- "Once it's downloaded" Like other pieces of "OSX malware" in the past, you have to open it (which the above checkbox will perform for you), then install it. This uses a normal looking OSX package installer, during which, you will have to type in your Admin credentials. Once you have done that it will install and initiate a fake antivirus scan of running processes and files on your system. It will then inform you that something is infected and needs to be cleaned up. So the basic scenario looks like this:
- You use a search term in a web search engine (like Google or Bing)
- You get your results, you click on one of the links in those results to read the information you are looking for

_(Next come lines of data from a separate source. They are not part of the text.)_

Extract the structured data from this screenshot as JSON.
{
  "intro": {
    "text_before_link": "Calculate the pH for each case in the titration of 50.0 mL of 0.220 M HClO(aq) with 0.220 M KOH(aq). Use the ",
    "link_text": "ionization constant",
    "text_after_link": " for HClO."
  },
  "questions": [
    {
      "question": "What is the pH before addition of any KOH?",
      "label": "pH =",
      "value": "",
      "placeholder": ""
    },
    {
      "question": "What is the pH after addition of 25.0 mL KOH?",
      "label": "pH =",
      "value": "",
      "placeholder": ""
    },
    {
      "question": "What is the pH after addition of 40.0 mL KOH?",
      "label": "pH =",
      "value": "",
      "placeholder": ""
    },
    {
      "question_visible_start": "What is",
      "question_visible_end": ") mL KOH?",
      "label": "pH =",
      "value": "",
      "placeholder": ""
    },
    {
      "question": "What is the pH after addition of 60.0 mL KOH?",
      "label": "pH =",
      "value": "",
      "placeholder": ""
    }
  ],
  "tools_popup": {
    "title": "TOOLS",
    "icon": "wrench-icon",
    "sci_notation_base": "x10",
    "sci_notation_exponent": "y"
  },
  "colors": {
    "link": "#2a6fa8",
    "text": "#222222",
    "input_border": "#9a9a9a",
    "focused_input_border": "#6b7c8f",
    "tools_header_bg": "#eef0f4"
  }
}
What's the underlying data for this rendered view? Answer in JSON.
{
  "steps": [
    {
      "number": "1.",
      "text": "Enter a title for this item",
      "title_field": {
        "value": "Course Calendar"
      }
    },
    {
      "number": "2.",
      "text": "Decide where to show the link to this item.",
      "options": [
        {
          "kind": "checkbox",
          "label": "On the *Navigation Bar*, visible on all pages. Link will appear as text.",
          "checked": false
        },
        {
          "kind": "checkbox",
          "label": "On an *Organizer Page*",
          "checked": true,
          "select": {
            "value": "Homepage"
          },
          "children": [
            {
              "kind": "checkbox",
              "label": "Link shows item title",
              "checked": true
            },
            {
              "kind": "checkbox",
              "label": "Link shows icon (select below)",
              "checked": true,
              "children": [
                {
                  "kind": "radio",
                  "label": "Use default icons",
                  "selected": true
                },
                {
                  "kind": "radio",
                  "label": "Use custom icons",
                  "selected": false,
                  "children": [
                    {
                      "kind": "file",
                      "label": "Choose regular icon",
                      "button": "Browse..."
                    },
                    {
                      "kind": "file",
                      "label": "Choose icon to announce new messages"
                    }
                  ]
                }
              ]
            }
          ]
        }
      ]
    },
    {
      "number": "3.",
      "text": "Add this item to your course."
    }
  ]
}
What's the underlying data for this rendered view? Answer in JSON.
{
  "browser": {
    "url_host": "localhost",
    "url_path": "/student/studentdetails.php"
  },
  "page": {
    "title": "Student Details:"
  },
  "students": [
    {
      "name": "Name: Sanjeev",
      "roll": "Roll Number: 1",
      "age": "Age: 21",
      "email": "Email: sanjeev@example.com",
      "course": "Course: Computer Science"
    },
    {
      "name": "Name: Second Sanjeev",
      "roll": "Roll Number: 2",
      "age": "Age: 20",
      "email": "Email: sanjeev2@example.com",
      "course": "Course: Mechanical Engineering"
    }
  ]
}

- The webpage you landed on, unbeknownst to you, contains a link that downloads some malware and you are presented with the interface for an installer for some strange piece of software that you didn't intend to download, which requires your admin credentials to continue the installation
- Uncheck "Open safe files", see #1 above.
- Open up "Activity Monitor" (this is in your Utilities folder within Applications)
- Find "MacDefender" (or whatever the malware is being called, MacProtector, Mac Security, etc)
- Highlight it then click "Quit Process" which looks like a big red stop sign at the top right of the Activity Monitor screen.
- Next, open System Preferences, and go to "Accounts". When it appears click on the "Login Items" button, select the program, and then click the "minus" button to remove it from Login Items.
- Next, navigate to your Applications folder, find the program, drag it to the trashcan, and then empty the trashcan. Yes. It's really that simple to remove.
Also included in today's release is GID 1, SID 18944, which will generate events for network traffic that displays the characteristic signs of numerous known fake AV variants for both Windows and OSX. Let us know how that one works, we built that particular rule by analyzing more than 1000 samples of fake AV malware in our repository. The rule may generate some false positive events, so make sure to investigate your results carefully and send us the information. Use the form on snort.org here: https://www.snort.org/uploads to do so. (requires you to login with your snort.org account first)
We issued ClamAV signatures for MacDefender several days ago and we will continue to update those as new variants are discovered. They are named:
Update:Apple have now released information on how to remove this malware.
Instructions are available here KB Article HT4650